◆ What you will do ◆
Find and copy each line of the records where the string "text" shows up.

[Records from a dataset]
..............................
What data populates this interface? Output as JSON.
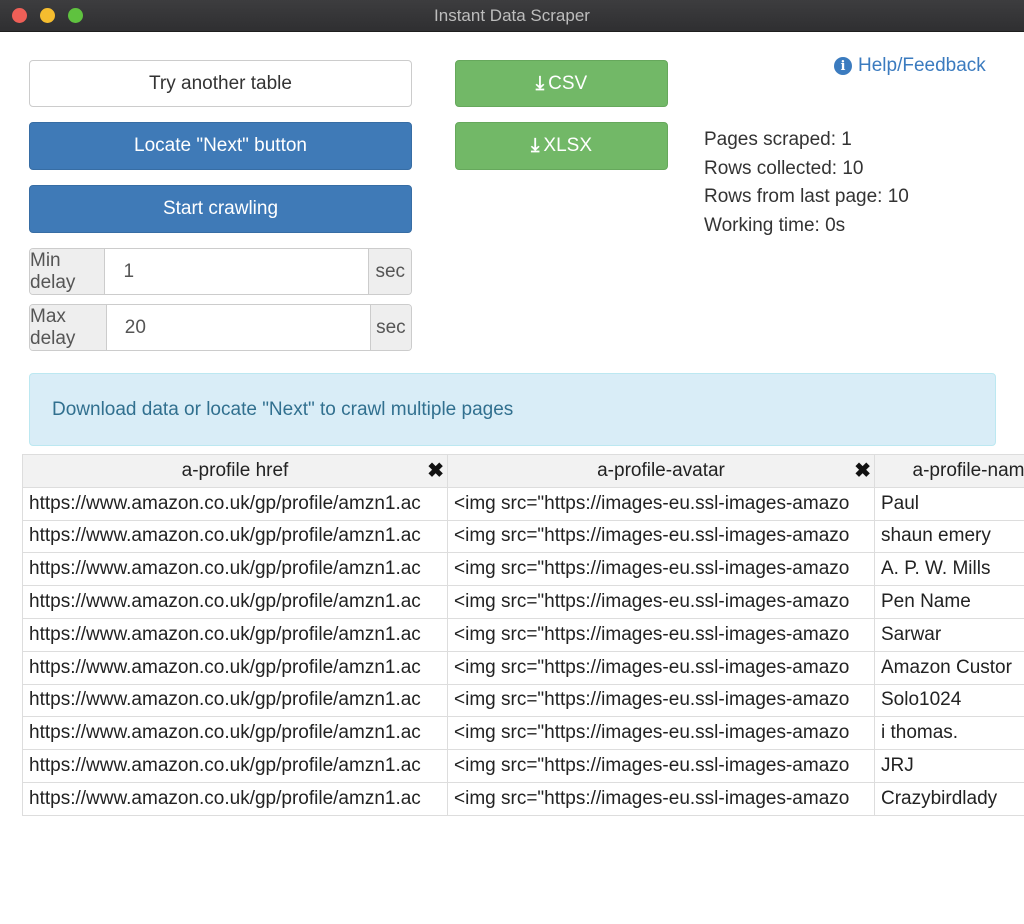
{
  "window": {
    "title": "Instant Data Scraper"
  },
  "buttons": {
    "try_another": "Try another table",
    "locate_next": "Locate \"Next\" button",
    "start_crawling": "Start crawling",
    "csv": "CSV",
    "xlsx": "XLSX"
  },
  "delays": {
    "min_label": "Min delay",
    "min_value": "1",
    "max_label": "Max delay",
    "max_value": "20",
    "unit": "sec"
  },
  "help": {
    "label": "Help/Feedback",
    "icon": "info-circle-icon"
  },
  "stats": {
    "pages_scraped": "Pages scraped: 1",
    "rows_collected": "Rows collected: 10",
    "rows_last_page": "Rows from last page: 10",
    "working_time": "Working time: 0s"
  },
  "alert": "Download data or locate \"Next\" to crawl multiple pages",
  "colors": {
    "primary": "#3f7ab7",
    "success": "#72b867",
    "info_bg": "#d9edf7"
  },
  "table": {
    "columns": [
      "a-profile href",
      "a-profile-avatar",
      "a-profile-nam"
    ],
    "rows": [
      [
        "https://www.amazon.co.uk/gp/profile/amzn1.ac",
        "<img src=\"https://images-eu.ssl-images-amazo",
        "Paul"
      ],
      [
        "https://www.amazon.co.uk/gp/profile/amzn1.ac",
        "<img src=\"https://images-eu.ssl-images-amazo",
        "shaun emery"
      ],
      [
        "https://www.amazon.co.uk/gp/profile/amzn1.ac",
        "<img src=\"https://images-eu.ssl-images-amazo",
        "A. P. W. Mills"
      ],
      [
        "https://www.amazon.co.uk/gp/profile/amzn1.ac",
        "<img src=\"https://images-eu.ssl-images-amazo",
        "Pen Name"
      ],
      [
        "https://www.amazon.co.uk/gp/profile/amzn1.ac",
        "<img src=\"https://images-eu.ssl-images-amazo",
        "Sarwar"
      ],
      [
        "https://www.amazon.co.uk/gp/profile/amzn1.ac",
        "<img src=\"https://images-eu.ssl-images-amazo",
        "Amazon Custor"
      ],
      [
        "https://www.amazon.co.uk/gp/profile/amzn1.ac",
        "<img src=\"https://images-eu.ssl-images-amazo",
        "Solo1024"
      ],
      [
        "https://www.amazon.co.uk/gp/profile/amzn1.ac",
        "<img src=\"https://images-eu.ssl-images-amazo",
        "i thomas."
      ],
      [
        "https://www.amazon.co.uk/gp/profile/amzn1.ac",
        "<img src=\"https://images-eu.ssl-images-amazo",
        "JRJ"
      ],
      [
        "https://www.amazon.co.uk/gp/profile/amzn1.ac",
        "<img src=\"https://images-eu.ssl-images-amazo",
        "Crazybirdlady"
      ]
    ]
  }
}
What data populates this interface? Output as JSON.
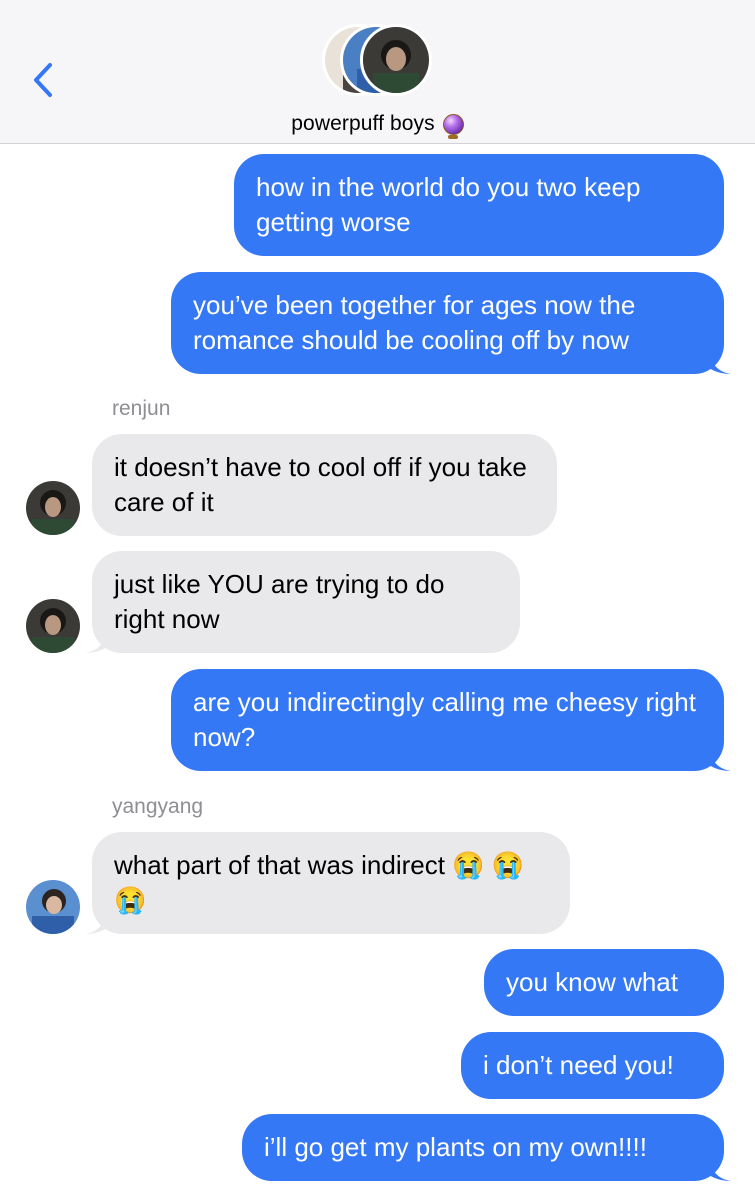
{
  "conversation": {
    "title": "powerpuff boys",
    "title_icon": "crystal-ball-icon"
  },
  "colors": {
    "sent_bubble": "#3478f6",
    "received_bubble": "#e9e9eb",
    "header_bg": "#f6f6f8",
    "back_chevron": "#3478f6",
    "sender_label": "#8e8e93"
  },
  "messages": [
    {
      "direction": "sent",
      "text": "how in the world do you two keep getting worse"
    },
    {
      "direction": "sent",
      "text": "you’ve been together for ages now the romance should be cooling off by now"
    },
    {
      "direction": "received",
      "sender": "renjun",
      "text": "it doesn’t have to cool off if you take care of it"
    },
    {
      "direction": "received",
      "text": "just like YOU are trying to do right now"
    },
    {
      "direction": "sent",
      "text": "are you indirectingly calling me cheesy right now?"
    },
    {
      "direction": "received",
      "sender": "yangyang",
      "text": "what part of that was indirect 😭 😭 😭"
    },
    {
      "direction": "sent",
      "text": "you know what"
    },
    {
      "direction": "sent",
      "text": "i don’t need you!"
    },
    {
      "direction": "sent",
      "text": "i’ll go get my plants on my own!!!!"
    }
  ]
}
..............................
◆ Output for this exercise ◆
      "text": "how in the world do you two keep getting worse"
      "text": "you’ve been together for ages now the romance should be cooling off by now"
      "text": "it doesn’t have to cool off if you take care of it"
      "text": "just like YOU are trying to do right now"
      "text": "are you indirectingly calling me cheesy right now?"
      "text": "what part of that was indirect 😭 😭 😭"
      "text": "you know what"
      "text": "i don’t need you!"
      "text": "i’ll go get my plants on my own!!!!"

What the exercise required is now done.